In Focus July 2013

Printer-friendly version
“Nothing about me without me.” How patient-focused technology is democratizing medicine.

e-Health 2013 Special Report

e-Health 2013 explored today and tomorrow in health care—and boy does tomorrow look interesting. It was clear that a rising tide of technology is putting patients’ health in their own hands. 

After announcing $1.6 million toward e-health projects, the Honourable Leona Aglukkaq, Minister of Health, said that innovation “must keep patients in mind.” Technology may, in fact, be doing much more than that.

In patients’ hands . . . literally

Toronto biomedical engineer Dr. Joseph Cafazzo is spurred by the fact that health care technology is needlessly complicated. His team at the Centre for Global eHealth Innovation develops apps that strip down such barriers for patients.

One measures your blood pressure and feeds the results to a BlackBerry. A study showed dramatic improvement in systolic and diastolic levels in users of this app. “This is true patient self-care,” Dr. Cafazzo said.

Another app, called “bant,” helps adolescents manage their type 1 diabetes. Complete with social media and the ability to earn points and compete with others, bant has more than 10,000 active daily users. And Dr. Cafazzo said blood glucose levels have improved dramatically among users.

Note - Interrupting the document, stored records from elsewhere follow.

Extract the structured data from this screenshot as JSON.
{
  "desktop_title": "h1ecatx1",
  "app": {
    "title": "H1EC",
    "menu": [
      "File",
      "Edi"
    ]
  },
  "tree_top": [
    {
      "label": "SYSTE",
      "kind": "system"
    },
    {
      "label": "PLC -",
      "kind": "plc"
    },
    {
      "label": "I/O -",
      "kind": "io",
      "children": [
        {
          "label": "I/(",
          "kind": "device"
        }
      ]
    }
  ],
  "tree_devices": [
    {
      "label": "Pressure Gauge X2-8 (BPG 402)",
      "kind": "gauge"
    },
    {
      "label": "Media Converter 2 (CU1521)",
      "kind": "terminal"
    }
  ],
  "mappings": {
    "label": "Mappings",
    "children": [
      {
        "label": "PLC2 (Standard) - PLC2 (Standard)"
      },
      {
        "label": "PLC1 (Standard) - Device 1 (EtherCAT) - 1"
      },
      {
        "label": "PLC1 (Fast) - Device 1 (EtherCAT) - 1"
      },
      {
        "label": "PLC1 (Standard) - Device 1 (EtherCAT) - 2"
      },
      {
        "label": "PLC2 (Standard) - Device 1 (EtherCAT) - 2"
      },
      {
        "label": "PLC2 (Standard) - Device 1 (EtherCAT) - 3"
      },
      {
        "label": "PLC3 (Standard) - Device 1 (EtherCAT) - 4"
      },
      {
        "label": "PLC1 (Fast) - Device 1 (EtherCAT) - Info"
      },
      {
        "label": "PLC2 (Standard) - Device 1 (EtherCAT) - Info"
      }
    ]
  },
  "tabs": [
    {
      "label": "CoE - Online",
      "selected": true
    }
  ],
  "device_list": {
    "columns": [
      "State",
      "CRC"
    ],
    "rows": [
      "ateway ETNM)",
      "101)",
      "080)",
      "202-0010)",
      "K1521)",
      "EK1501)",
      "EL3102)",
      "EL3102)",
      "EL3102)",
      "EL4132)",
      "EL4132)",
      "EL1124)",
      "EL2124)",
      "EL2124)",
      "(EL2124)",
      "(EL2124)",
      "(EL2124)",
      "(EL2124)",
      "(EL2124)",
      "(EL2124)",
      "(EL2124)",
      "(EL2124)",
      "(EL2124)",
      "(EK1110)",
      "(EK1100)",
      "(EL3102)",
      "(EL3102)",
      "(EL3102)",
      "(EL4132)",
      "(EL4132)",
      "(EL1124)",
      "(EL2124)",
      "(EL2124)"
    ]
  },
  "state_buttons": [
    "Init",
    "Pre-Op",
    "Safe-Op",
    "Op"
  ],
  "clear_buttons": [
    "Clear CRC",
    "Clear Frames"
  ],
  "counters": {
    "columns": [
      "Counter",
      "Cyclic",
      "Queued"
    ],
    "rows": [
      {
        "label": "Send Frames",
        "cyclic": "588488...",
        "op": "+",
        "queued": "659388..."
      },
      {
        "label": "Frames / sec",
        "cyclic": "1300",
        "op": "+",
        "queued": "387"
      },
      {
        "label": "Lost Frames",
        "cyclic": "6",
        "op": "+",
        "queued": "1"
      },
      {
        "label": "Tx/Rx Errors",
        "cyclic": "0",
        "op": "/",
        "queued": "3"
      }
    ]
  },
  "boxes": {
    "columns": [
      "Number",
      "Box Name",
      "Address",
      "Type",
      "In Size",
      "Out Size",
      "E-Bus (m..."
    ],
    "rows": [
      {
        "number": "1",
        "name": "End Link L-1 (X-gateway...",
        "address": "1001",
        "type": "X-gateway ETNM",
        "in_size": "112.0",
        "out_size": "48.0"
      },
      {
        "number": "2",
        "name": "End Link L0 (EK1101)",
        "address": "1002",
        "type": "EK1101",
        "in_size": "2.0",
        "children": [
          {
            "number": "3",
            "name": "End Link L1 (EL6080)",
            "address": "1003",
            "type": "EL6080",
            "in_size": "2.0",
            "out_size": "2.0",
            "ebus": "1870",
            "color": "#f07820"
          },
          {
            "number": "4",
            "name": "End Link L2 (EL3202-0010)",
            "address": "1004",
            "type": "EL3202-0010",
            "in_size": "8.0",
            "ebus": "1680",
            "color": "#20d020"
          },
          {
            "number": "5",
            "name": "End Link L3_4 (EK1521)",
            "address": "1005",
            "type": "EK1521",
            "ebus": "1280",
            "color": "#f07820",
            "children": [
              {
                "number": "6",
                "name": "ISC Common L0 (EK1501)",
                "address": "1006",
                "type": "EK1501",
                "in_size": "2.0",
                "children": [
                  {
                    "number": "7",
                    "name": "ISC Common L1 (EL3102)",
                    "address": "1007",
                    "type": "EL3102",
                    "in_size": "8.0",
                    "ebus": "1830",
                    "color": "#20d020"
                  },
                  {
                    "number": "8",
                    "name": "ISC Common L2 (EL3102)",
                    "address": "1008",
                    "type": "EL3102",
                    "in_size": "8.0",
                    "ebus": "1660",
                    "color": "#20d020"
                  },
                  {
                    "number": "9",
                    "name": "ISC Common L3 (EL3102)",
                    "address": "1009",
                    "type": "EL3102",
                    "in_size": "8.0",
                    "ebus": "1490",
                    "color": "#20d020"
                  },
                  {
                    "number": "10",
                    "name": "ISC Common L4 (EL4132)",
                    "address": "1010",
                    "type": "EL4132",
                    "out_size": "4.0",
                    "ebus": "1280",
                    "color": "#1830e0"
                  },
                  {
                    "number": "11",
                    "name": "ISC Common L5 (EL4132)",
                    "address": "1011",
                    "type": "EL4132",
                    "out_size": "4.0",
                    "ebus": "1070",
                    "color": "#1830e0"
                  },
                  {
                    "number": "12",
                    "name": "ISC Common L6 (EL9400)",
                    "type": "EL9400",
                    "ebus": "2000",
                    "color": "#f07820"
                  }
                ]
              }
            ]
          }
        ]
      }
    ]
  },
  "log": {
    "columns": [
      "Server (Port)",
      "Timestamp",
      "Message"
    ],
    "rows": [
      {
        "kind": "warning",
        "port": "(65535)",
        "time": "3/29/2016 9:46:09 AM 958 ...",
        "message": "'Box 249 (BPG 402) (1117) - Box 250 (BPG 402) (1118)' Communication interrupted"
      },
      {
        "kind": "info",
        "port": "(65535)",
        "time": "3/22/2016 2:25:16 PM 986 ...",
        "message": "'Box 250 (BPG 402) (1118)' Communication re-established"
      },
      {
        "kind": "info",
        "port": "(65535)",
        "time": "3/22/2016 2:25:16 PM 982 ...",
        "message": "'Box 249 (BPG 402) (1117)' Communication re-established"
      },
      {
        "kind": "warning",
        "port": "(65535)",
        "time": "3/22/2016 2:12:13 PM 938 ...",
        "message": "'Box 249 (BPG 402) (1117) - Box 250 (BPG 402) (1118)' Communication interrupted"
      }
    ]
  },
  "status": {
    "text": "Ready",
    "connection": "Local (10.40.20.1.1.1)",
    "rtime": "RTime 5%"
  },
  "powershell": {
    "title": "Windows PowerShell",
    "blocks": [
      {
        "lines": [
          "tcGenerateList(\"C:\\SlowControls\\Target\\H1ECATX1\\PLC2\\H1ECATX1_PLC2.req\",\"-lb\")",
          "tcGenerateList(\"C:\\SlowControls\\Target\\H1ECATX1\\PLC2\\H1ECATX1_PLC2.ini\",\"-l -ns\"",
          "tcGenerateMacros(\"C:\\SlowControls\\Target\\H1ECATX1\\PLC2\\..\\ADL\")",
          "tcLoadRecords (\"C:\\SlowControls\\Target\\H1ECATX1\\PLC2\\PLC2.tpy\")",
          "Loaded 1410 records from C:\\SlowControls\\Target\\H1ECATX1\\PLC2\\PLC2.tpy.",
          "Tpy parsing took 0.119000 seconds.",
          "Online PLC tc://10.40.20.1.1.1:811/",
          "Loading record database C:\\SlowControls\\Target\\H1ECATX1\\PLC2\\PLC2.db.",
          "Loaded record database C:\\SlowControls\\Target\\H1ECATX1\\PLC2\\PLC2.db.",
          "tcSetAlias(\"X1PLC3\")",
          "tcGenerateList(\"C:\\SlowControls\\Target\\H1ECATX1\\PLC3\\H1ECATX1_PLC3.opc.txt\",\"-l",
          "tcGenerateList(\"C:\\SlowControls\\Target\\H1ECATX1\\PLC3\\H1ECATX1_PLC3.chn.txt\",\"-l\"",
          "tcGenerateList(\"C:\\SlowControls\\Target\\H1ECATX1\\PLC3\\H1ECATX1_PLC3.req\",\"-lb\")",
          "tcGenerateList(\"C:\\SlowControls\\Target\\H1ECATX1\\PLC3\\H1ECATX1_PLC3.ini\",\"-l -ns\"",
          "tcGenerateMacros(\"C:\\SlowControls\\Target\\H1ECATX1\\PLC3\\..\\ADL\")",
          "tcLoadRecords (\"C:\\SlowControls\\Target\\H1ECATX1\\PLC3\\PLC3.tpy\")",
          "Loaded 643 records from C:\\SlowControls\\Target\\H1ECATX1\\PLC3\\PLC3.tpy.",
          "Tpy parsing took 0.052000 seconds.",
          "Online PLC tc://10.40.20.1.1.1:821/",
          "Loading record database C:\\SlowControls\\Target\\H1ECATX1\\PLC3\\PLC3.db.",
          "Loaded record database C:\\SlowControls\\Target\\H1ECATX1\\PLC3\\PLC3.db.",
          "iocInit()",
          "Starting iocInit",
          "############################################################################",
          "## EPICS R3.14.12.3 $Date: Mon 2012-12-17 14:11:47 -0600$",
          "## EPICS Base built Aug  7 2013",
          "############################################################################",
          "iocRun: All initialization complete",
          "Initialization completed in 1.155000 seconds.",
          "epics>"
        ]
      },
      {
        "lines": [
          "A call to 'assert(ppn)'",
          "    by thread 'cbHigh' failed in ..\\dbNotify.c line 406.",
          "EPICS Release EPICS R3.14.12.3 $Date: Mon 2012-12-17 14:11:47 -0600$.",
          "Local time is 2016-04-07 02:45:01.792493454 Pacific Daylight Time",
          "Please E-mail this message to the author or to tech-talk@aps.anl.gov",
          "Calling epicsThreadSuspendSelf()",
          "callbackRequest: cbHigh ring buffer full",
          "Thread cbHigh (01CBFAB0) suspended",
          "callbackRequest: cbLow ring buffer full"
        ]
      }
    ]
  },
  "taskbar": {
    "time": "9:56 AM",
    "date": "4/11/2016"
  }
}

The centre also created “30 Days,” a simple app to assess your risk for heart attack and stroke. “Breathe” is another, developed for asthma patients. All of this, Dr. Cafazzo said, is just scratching the surface of patient self-care. 

Digitalizing ourselves

In a sometimes startlingly forward-thinking presentation, Dr. Eric Topol revealed where he thinks the future lies. The renowned U.S. cardiologist and technology expert says we are operating in the past and instead should be digitalizing humans for daily care.

Any patient, he believes, should be able to take blood pressure or blood glucose readings through a smartphone. (Apple is, in fact, selling diabetes attachments for iPhones.) Someone with diabetes or pre-diabetes can apply the sensor, get a reading of blood glucose on her phone, then decide if it’s a good idea to eat that muffin. “This really influences your lifestyle,” Dr. Topol said.

How about a sleep study done on a smartphone, with a sensor attached to your finger? Or doing your own cardiogram that spits out a PDF algorithm illustrating your heart rate? “Think of the future: check your email, surf the web and see all your vital signs,” he said. “In real time.”

Dr. Topol said one driver of technology is our genetic information. More and more people are getting their gut microbiomes sequenced to understand their risks for many types of disease. Genomics could reveal who is likely to respond to certain drugs, eliminating experimental prescriptions and wasted money. Genomics has already found biological pathways that trigger cancers, moving away from the organ-specific cancer train of thought. 

He said a huge new view is slowly taking hold. “Why see a dermatologist or an optometrist, or send your child to a pediatrician, when add-ons to your phone can easily diagnose issues? 

“Is your doctor becoming obsolete? A question you’d never consider until this profound technology has come along. Why do we need hospitals? They are for sick people. Why go there if you can monitor your health right in your own home?” 

Rise of social media and other peer-to-peer patient health care possibilities

Dr. Topol believes that “democratization of medicine” is taking shape and that consumers can start launching a patient revolution. One phrase that received much attention at e-Health summarizes his patient-centred approach: “Nothing about me without me.” 

That revolution would include a kind of communal health care, via social media and peer-to-peer channels. Toronto physician Dr. Michael Evans heads a team of patients, researchers, filmmakers and social media experts. “The biggest workforce in health care is patients,” he said.

To that end, he works to engage patients rather than educate them. His biggest splash was a budget-less video called “23½ Hours,” which asked “What’s the biggest thing we can do for our health?” On YouTube, it has 3.5 million views. His team created eight more videos, each showing the reach and power of social media. This has flowed into a “medical school for the public” YouTube channel, which has more than 7 million views. 

“This is peer-to-peer health care,” Dr. Evans said. “Stories trump data. Relationships trump stories. Individuals trump organizations.”

Or, as Dr. Topol put it, “There needs to be a changing of the guard in medicine.”

CIHI proudly co-hosted e-Health 2013 in Ottawa from May 26 to 29.